Hector Ortiz caught the catching bug when he was 10.
“I was a first baseman when I started playing in Puerto Rico,” the Texas Rangers first base coach says. “Then, they tried me at third. But one day, the coach said ‘We need a catcher on our team. Any volunteers?’ I told him I would give it a try. I fell in love with that position so much it’s the only I’ve played ever since.”
Ortiz, 46, played in the majors from 1998-2002 with the Kansas City Royals and the Texas Rangers, hitting .288 over 93 games. When his playing career ended, he served in the Rangers’ organization as a minor-league coach, manager and catching instructor before moving up to major-league first base coach in 2015. The Rangers won the American League West and fell to the Toronto Blue Jays in a memorable playoff series.
It was just before Ortiz’s promotion that he was introduced to Valle training gloves. His good friend, Juan Lopez, became the Rangers’ assistant minor-league catching coordinator. Lopez had been a bullpen catcher for the San Francisco Giants and Chicago Cubs and the bullpen coach for the Cincinnati Reds.
“He came up to me and said, ‘I have the glove,’” Ortiz recounts. “It was a Valle training glove. He brought it to spring training and gave me John Valle’s number. I used the glove and fell in love with it. Exchanges, blocking, receiving . . . it helped me with a lot of drills.”
Back in his playing days, Ortiz used “an old school pancake glove” for exchanges drills.
“It was the kind of glove that Yogi Berra and Johnny Roseboro used in real games,” he said. “The Valle gloves are so much better. They are so realistic that the Valle training glove is my real glove. I use it to play catch. I always have it with me.”
Ortiz grew up in Puerto Rico, and his idol was Tony Pena, the longtime major-league catcher with the unorthodox squat – extending his left leg straight out when there were no runners on base.
“For a while, I imitated him,” Ortiz says with a laugh.
“Pena was my idol growing up, but to any Puerto Rican player, the real idol is Roberto Clemente. He means so much to my country.”
He says coaching minor-leaguers is a little different than coaching big-leaguers.
“In the minors, you’re coaching a lot more about mechanics,” he says. “In the majors, it’s more about the mental approach. What gets them there and then back on track.”
Ortiz says aspiring catchers should be using training gloves “all of the time.” – in season and out of season.
“It’s going to make you have that feel,” he says. “When you play baseball, you don’t see yourself. But you can feel yourself. It’s all about feel, receiving, the exchange. If you catch it wrong, you’re going to get hurt. Learn with the training glove. Repeat with the regular glove. Next thing you know, you’re doing things completely right.”
The priorities are different, he says, depending on who is learning.
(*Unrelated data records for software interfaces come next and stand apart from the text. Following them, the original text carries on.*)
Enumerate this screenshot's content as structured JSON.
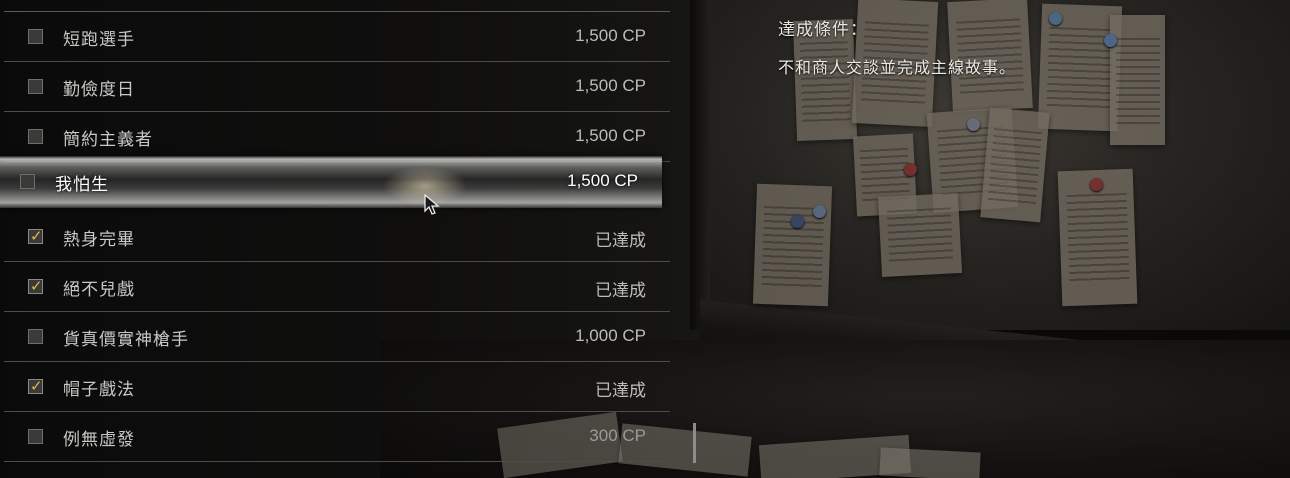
{
  "challenges": [
    {
      "label": "短跑選手",
      "value": "1,500 CP",
      "completed": false
    },
    {
      "label": "勤儉度日",
      "value": "1,500 CP",
      "completed": false
    },
    {
      "label": "簡約主義者",
      "value": "1,500 CP",
      "completed": false
    },
    {
      "label": "我怕生",
      "value": "1,500 CP",
      "completed": false,
      "selected": true
    },
    {
      "label": "熱身完畢",
      "value": "已達成",
      "completed": true
    },
    {
      "label": "絕不兒戲",
      "value": "已達成",
      "completed": true
    },
    {
      "label": "貨真價實神槍手",
      "value": "1,000 CP",
      "completed": false
    },
    {
      "label": "帽子戲法",
      "value": "已達成",
      "completed": true
    },
    {
      "label": "例無虛發",
      "value": "300 CP",
      "completed": false
    }
  ],
  "detail": {
    "title": "達成條件：",
    "description": "不和商人交談並完成主線故事。"
  },
  "colors": {
    "check_accent": "#e3b54d",
    "text_primary": "#c9c8c4",
    "divider": "#4d4c49"
  },
  "icons": {
    "checked": "checkmark-icon",
    "unchecked": "empty-checkbox-icon",
    "cursor": "mouse-cursor-icon"
  }
}
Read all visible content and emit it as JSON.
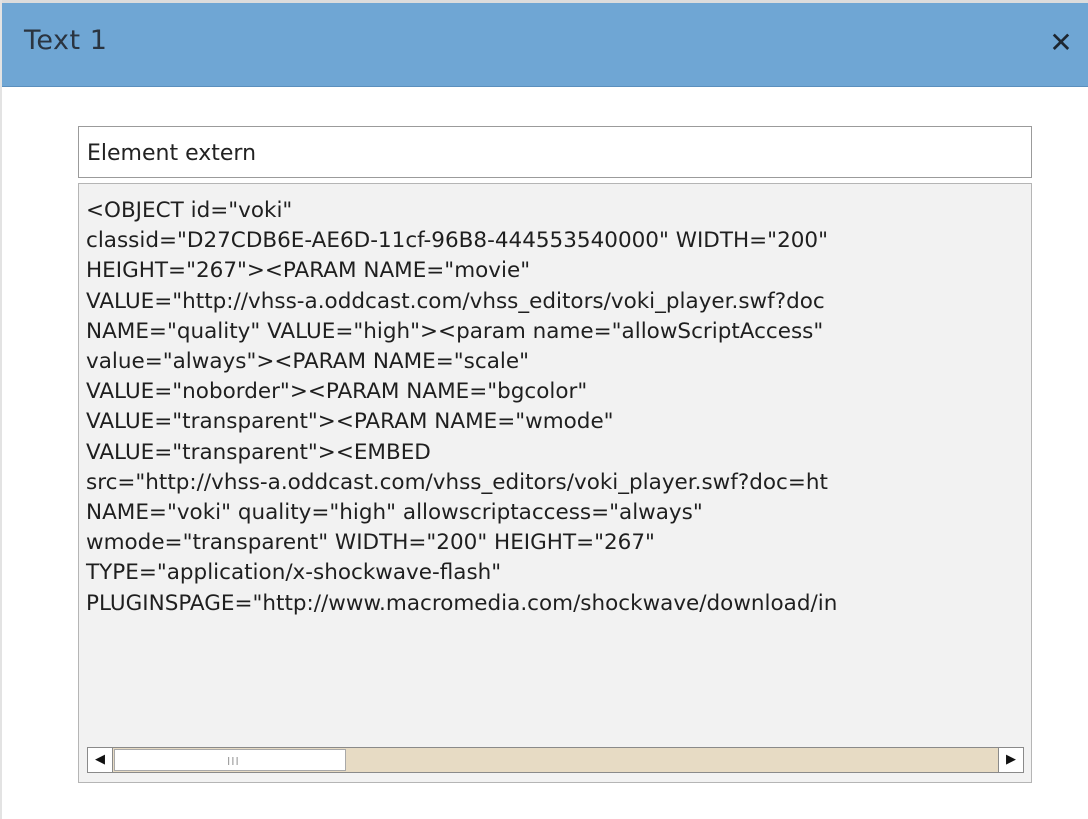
{
  "dialog": {
    "title": "Text 1",
    "close_symbol": "✕",
    "close_icon": "close-icon"
  },
  "name_field": {
    "value": "Element extern"
  },
  "code_editor": {
    "lines": [
      "<OBJECT id=\"voki\"",
      "classid=\"D27CDB6E-AE6D-11cf-96B8-444553540000\" WIDTH=\"200\"",
      "HEIGHT=\"267\"><PARAM NAME=\"movie\"",
      "VALUE=\"http://vhss-a.oddcast.com/vhss_editors/voki_player.swf?doc",
      "NAME=\"quality\" VALUE=\"high\"><param name=\"allowScriptAccess\"",
      "value=\"always\"><PARAM NAME=\"scale\"",
      "VALUE=\"noborder\"><PARAM NAME=\"bgcolor\"",
      "VALUE=\"transparent\"><PARAM NAME=\"wmode\"",
      "VALUE=\"transparent\"><EMBED",
      "src=\"http://vhss-a.oddcast.com/vhss_editors/voki_player.swf?doc=ht",
      "NAME=\"voki\" quality=\"high\" allowscriptaccess=\"always\"",
      "wmode=\"transparent\" WIDTH=\"200\" HEIGHT=\"267\"",
      "TYPE=\"application/x-shockwave-flash\"",
      "PLUGINSPAGE=\"http://www.macromedia.com/shockwave/download/in"
    ]
  },
  "scrollbar": {
    "left_arrow": "◀",
    "right_arrow": "▶",
    "grip": "III",
    "left_arrow_icon": "arrow-left-icon",
    "right_arrow_icon": "arrow-right-icon"
  },
  "colors": {
    "titlebar": "#6fa6d4",
    "editor_bg": "#f2f2f2",
    "scroll_track": "#e7dbc4"
  }
}
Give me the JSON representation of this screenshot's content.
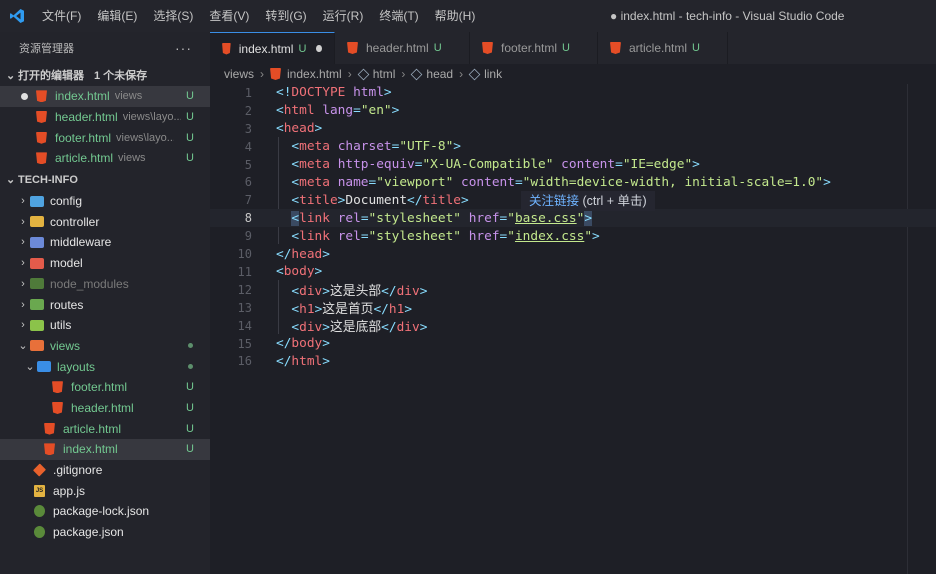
{
  "titlebar": {
    "menu": [
      "文件(F)",
      "编辑(E)",
      "选择(S)",
      "查看(V)",
      "转到(G)",
      "运行(R)",
      "终端(T)",
      "帮助(H)"
    ],
    "window_title": "● index.html - tech-info - Visual Studio Code"
  },
  "sidebar": {
    "title": "资源管理器",
    "more": "···",
    "open_editors": {
      "label": "打开的编辑器",
      "unsaved": "1 个未保存",
      "items": [
        {
          "name": "index.html",
          "desc": "views",
          "badge": "U"
        },
        {
          "name": "header.html",
          "desc": "views\\layo...",
          "badge": "U"
        },
        {
          "name": "footer.html",
          "desc": "views\\layo...",
          "badge": "U"
        },
        {
          "name": "article.html",
          "desc": "views",
          "badge": "U"
        }
      ]
    },
    "project": {
      "label": "TECH-INFO",
      "folders": [
        {
          "name": "config",
          "color": "#4fa3e0"
        },
        {
          "name": "controller",
          "color": "#e3b341"
        },
        {
          "name": "middleware",
          "color": "#6c8ad9"
        },
        {
          "name": "model",
          "color": "#e35b4b"
        },
        {
          "name": "node_modules",
          "color": "#6aa84f"
        },
        {
          "name": "routes",
          "color": "#6aa84f"
        },
        {
          "name": "utils",
          "color": "#8bc34a"
        }
      ],
      "views": {
        "name": "views",
        "color": "#e8703a"
      },
      "layouts": {
        "name": "layouts",
        "color": "#3a8ee6"
      },
      "layout_files": [
        {
          "name": "footer.html",
          "badge": "U"
        },
        {
          "name": "header.html",
          "badge": "U"
        }
      ],
      "view_files": [
        {
          "name": "article.html",
          "badge": "U"
        },
        {
          "name": "index.html",
          "badge": "U"
        }
      ],
      "root_files": [
        {
          "name": ".gitignore"
        },
        {
          "name": "app.js",
          "icon_text": "JS"
        },
        {
          "name": "package-lock.json"
        },
        {
          "name": "package.json"
        }
      ]
    }
  },
  "tabs": [
    {
      "label": "index.html",
      "u": "U"
    },
    {
      "label": "header.html",
      "u": "U"
    },
    {
      "label": "footer.html",
      "u": "U"
    },
    {
      "label": "article.html",
      "u": "U"
    }
  ],
  "breadcrumb": [
    "views",
    "index.html",
    "html",
    "head",
    "link"
  ],
  "tooltip": {
    "main": "关注链接",
    "hint": " (ctrl + 单击)"
  },
  "editor": {
    "line_numbers": [
      "1",
      "2",
      "3",
      "4",
      "5",
      "6",
      "7",
      "8",
      "9",
      "10",
      "11",
      "12",
      "13",
      "14",
      "15",
      "16"
    ],
    "current_line": 8
  }
}
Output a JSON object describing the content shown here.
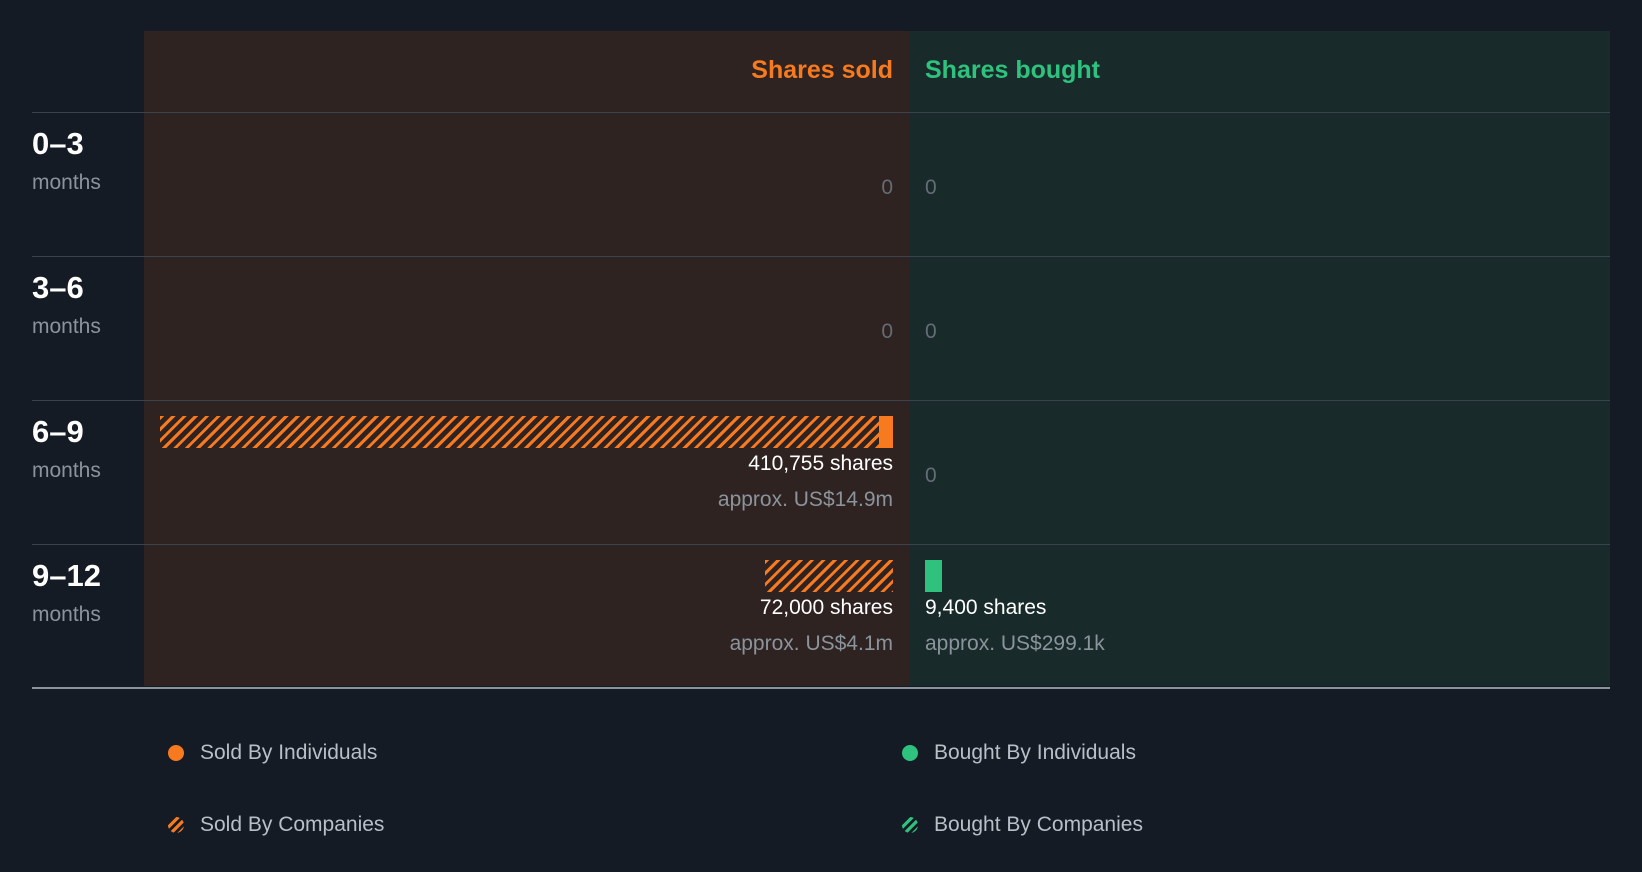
{
  "colors": {
    "sold": "#f77a1f",
    "bought": "#2ec27e",
    "background": "#151b24"
  },
  "chart_data": {
    "type": "bar",
    "layout": "diverging-horizontal",
    "column_headers": {
      "sold": "Shares sold",
      "bought": "Shares bought"
    },
    "categories": [
      {
        "range": "0–3",
        "unit": "months"
      },
      {
        "range": "3–6",
        "unit": "months"
      },
      {
        "range": "6–9",
        "unit": "months"
      },
      {
        "range": "9–12",
        "unit": "months"
      }
    ],
    "series": [
      {
        "name": "Sold By Individuals",
        "side": "sold",
        "style": "solid",
        "values": [
          0,
          0,
          8000,
          0
        ]
      },
      {
        "name": "Sold By Companies",
        "side": "sold",
        "style": "hatched",
        "values": [
          0,
          0,
          402755,
          72000
        ]
      },
      {
        "name": "Bought By Individuals",
        "side": "bought",
        "style": "solid",
        "values": [
          0,
          0,
          0,
          9400
        ]
      },
      {
        "name": "Bought By Companies",
        "side": "bought",
        "style": "hatched",
        "values": [
          0,
          0,
          0,
          0
        ]
      }
    ],
    "sold_totals": [
      {
        "shares": "0",
        "approx": ""
      },
      {
        "shares": "0",
        "approx": ""
      },
      {
        "shares": "410,755 shares",
        "approx": "approx. US$14.9m"
      },
      {
        "shares": "72,000 shares",
        "approx": "approx. US$4.1m"
      }
    ],
    "bought_totals": [
      {
        "shares": "0",
        "approx": ""
      },
      {
        "shares": "0",
        "approx": ""
      },
      {
        "shares": "0",
        "approx": ""
      },
      {
        "shares": "9,400 shares",
        "approx": "approx. US$299.1k"
      }
    ],
    "legend": [
      {
        "label": "Sold By Individuals",
        "icon": "solid-dot-orange"
      },
      {
        "label": "Bought By Individuals",
        "icon": "solid-dot-green"
      },
      {
        "label": "Sold By Companies",
        "icon": "hatched-dot-orange"
      },
      {
        "label": "Bought By Companies",
        "icon": "hatched-dot-green"
      }
    ],
    "legend_placement": "bottom"
  }
}
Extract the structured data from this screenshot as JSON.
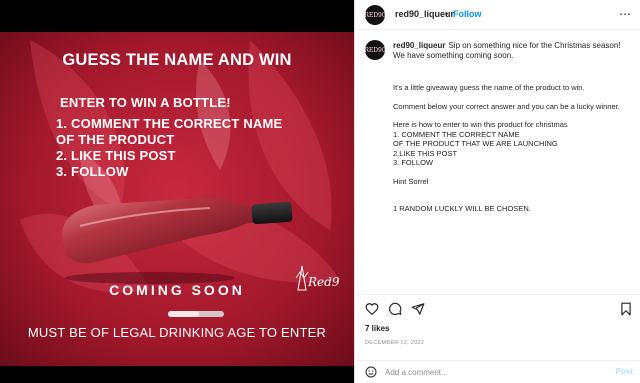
{
  "post_image": {
    "title": "GUESS THE NAME AND WIN",
    "subtitle": "ENTER TO WIN A BOTTLE!",
    "steps": [
      "1. COMMENT THE CORRECT NAME",
      "OF THE PRODUCT",
      "2. LIKE THIS POST",
      "3. FOLLOW"
    ],
    "coming_soon": "COMING SOON",
    "legal": "MUST BE OF LEGAL DRINKING AGE  TO ENTER",
    "carousel_progress": 0.55,
    "logo_text": "Red90"
  },
  "header": {
    "avatar_text": "RED90",
    "username": "red90_liqueur",
    "dot": "•",
    "follow_label": "Follow",
    "more_icon": "⋯"
  },
  "caption": {
    "username": "red90_liqueur",
    "intro": "Sip on something nice for the Christmas season! We have something coming soon.",
    "lines": [
      "It's a little giveaway guess the name of the product to win.",
      "",
      "Comment below your correct answer and you can be a lucky winner.",
      "",
      "Here is how to enter to win this product for christmas",
      "1. COMMENT THE CORRECT NAME",
      "OF THE PRODUCT THAT WE ARE LAUNCHING",
      "2.LIKE THIS POST",
      "3. FOLLOW",
      "",
      "Hint Sorrel",
      "",
      "",
      "1 RANDOM LUCKLY WILL BE CHOSEN."
    ]
  },
  "stats": {
    "likes": "7 likes",
    "date": "DECEMBER 12, 2022"
  },
  "comment": {
    "placeholder": "Add a comment...",
    "post_label": "Post"
  },
  "colors": {
    "background_red": "#a3182c",
    "follow_blue": "#0095f6"
  }
}
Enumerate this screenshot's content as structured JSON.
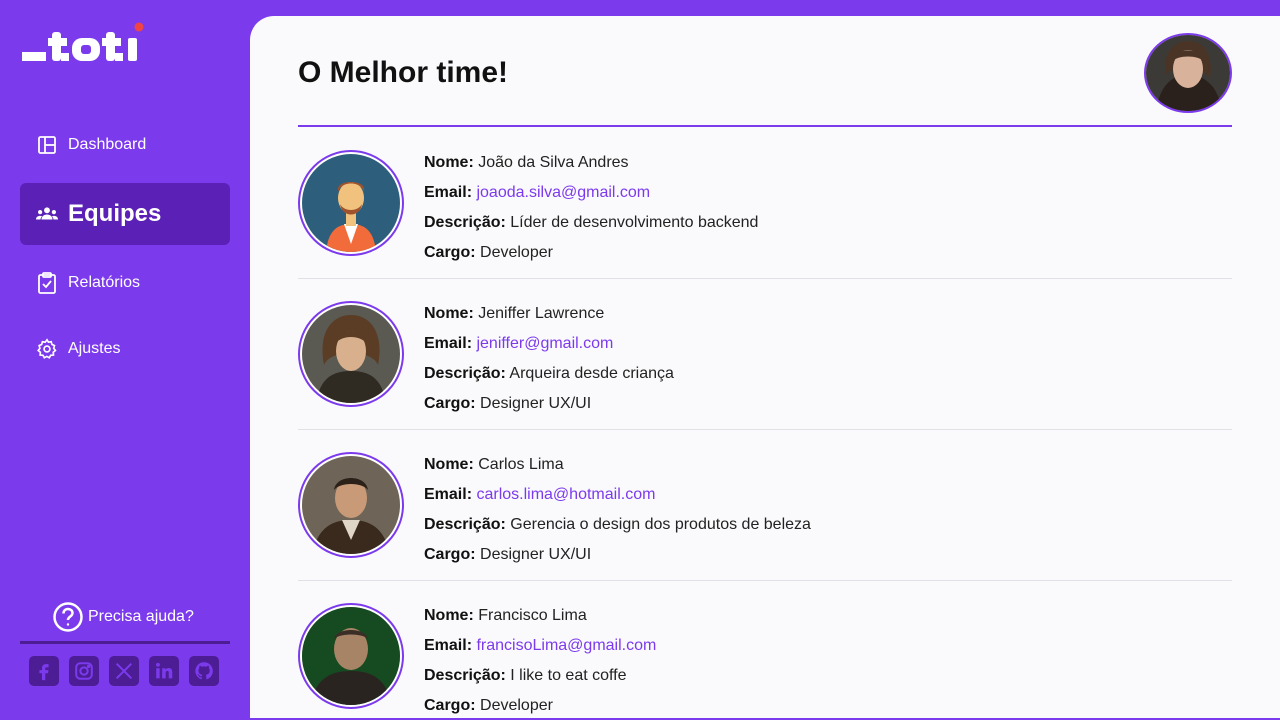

“We have to be realistic about how it works for young kids,” he says. “I’d say the priority is pop time, receiving and blocking the ball for young kids. But as soon as he gets to pro ball, it’s more about catching first, blocking it second and throwing it third.”
Ortiz is credited with turning Rangers catcher Robinson Chirinos into a solid defensive player.
“I started working with him in 2013, when we got him from the Rays,” Ortiz says. “I saw potential. I worked with him at Triple-A, and he made a commitment to be the best he could be. It made my job that much easier to coach him.”
Chirinos is Exhibit A for young players who dream of a pro career.
“It’s all about hard work and determination,” Ortiz says. “If you really want it, dedicate yourself. No matter how many critics you have. It’s about commitment – and playing as often as you can.”